A State of Healthcare in the USA
Answers submitted by Meghan Gutierrez, Chief Communications Officer, Lymphoma Research Foundation
What are the present day issues in healthcare in general in the USA today?
This is a busy and critical time in the United States regarding healthcare. In the coming months we will witness implementation of several major provisions of the Affordable Care Act (ACA);
Congress will consider future funding for the country’s biomedical research enterprise against a backdrop of fiscal cliffs and sequestration; and the entire healthcare community will continue to grapple with the concept of meaningful payment reform. In addition, there are several oncology-specific policies currently being considered by the United States Congress. Topics include oral chemotherapy parity; prescription drug shortages and tracking/ distribution security systems; and physician reimbursement for cancer care planning.
Is healthcare funding a priority in the USA?
Funding in terms of cost, value and affordability are all major priorities in the United States. It is well known that this country spends more on health care than any other, and these figures continue to grow. So the question becomes one of resource allocation and access. At present, there are numerous public and private entities studying these questions with no clear answer or solution in sight. Are blood cancer therapies well supported in the USA comparatively to other countries? In the United States, insurance coverage and personal income often dictate the quality of a patient’s cancer care. As such, an individual’s access to particular therapies is influenced by the amount and type of health care coverage they have. Those covered by government plans like Medicare (the federal health insurance program for people who are age 65 or older and certain younger people with specific disorders and disabilities) have access to the majority of blood cancer therapies. Individuals covered by private plans can gain access to some form of care, though there may be limitations or restrictions based upon the type of coverage they carry. Uninsured and underinsured individuals may encounter obstacles obtaining care and may have to utilize co-pay assistance programs, financial aid programs and/or charity in order to afford their care. This piecemeal approach can not only limit their treatment options but leave the patient with considerable financial liability as well.
How would you rate access to hematologists and pathologists specializing in Blood Cancers in USA today? Are there regional issues, geographic issues? Etc.
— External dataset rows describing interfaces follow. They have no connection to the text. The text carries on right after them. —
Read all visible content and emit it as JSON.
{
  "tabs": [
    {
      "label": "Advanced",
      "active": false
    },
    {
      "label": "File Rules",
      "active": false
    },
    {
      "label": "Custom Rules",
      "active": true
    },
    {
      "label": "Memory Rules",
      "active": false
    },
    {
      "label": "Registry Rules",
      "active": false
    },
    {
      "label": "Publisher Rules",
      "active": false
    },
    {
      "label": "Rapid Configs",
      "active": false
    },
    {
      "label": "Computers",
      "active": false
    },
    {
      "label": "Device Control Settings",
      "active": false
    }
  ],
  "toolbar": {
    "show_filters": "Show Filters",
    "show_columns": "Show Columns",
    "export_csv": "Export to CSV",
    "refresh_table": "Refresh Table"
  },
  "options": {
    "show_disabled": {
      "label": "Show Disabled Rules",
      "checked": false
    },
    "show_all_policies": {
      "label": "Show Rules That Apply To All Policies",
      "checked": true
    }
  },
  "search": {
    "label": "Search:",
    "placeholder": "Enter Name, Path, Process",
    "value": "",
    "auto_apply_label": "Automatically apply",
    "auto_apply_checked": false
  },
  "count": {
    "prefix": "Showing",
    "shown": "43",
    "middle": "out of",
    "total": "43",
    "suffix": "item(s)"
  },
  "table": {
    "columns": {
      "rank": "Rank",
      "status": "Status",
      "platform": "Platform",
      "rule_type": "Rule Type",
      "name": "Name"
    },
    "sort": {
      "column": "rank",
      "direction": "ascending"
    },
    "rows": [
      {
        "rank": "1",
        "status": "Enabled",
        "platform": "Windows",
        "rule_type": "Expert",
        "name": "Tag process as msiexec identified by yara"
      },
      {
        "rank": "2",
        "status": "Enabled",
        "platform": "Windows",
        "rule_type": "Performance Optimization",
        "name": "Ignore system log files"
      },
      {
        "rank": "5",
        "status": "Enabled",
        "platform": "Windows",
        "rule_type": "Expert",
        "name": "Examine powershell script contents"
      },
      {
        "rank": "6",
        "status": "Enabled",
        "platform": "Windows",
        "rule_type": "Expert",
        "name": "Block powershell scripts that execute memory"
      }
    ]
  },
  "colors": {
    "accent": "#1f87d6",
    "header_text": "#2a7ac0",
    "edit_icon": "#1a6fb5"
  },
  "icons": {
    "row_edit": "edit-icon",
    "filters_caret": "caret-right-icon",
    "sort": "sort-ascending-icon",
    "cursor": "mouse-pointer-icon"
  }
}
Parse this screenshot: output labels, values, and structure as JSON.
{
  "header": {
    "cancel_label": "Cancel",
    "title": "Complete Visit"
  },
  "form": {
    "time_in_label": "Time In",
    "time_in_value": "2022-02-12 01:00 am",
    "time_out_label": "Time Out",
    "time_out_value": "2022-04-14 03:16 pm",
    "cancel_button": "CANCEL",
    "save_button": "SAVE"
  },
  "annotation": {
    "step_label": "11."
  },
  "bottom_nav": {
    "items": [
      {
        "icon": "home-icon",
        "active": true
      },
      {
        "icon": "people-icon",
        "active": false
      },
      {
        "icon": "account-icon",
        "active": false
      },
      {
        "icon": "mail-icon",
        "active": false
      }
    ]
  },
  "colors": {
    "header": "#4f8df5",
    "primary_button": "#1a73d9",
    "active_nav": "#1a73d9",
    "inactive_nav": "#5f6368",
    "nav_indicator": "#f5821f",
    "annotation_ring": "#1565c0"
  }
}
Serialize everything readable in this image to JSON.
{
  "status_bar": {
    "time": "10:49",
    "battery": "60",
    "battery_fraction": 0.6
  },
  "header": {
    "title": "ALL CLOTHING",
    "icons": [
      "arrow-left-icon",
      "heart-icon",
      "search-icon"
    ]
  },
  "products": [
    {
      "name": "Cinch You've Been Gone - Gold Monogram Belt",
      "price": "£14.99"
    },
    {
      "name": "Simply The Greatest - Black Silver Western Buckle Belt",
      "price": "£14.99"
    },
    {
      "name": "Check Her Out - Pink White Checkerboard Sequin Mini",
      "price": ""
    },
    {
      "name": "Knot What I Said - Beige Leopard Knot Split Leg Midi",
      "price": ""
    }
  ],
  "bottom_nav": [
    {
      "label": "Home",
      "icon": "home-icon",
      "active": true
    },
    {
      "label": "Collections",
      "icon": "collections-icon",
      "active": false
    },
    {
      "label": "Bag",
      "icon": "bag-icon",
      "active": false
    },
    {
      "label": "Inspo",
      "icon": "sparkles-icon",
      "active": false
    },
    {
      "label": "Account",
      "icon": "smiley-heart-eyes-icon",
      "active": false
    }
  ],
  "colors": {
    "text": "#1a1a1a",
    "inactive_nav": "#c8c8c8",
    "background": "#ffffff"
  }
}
Most of the lymphoma specialists that the Lymphoma Research Foundation (LRF) works with are affiliated with major healthcare centers and academic institutions. This tends to be representative of the field all over the United States. While these centers and hospitals are located throughout the country, a patient’s ability to travel can be a limiting factor in whether or not they can gain access to these experts. More often than not, patients who cannot be seen or treated at a major medical center are treated in their local community by an oncologist who may or may not have specific training in hematologic malignancies. In an effort to engage these community oncologists and create a connection between them and the lymphoma specialists we work with, LRF created the Lymphoma Rounds program. Lymphoma Rounds provides a forum for local healthcare professionals to meet on a regular basis and address issues specific to the diagnosis and treatment of their lymphoma patients. Participants network, share best practices and learn the latest information on new therapies and advances in the management of lymphoma through interactive case studies presented by lymphoma experts from major medical institutions in the area.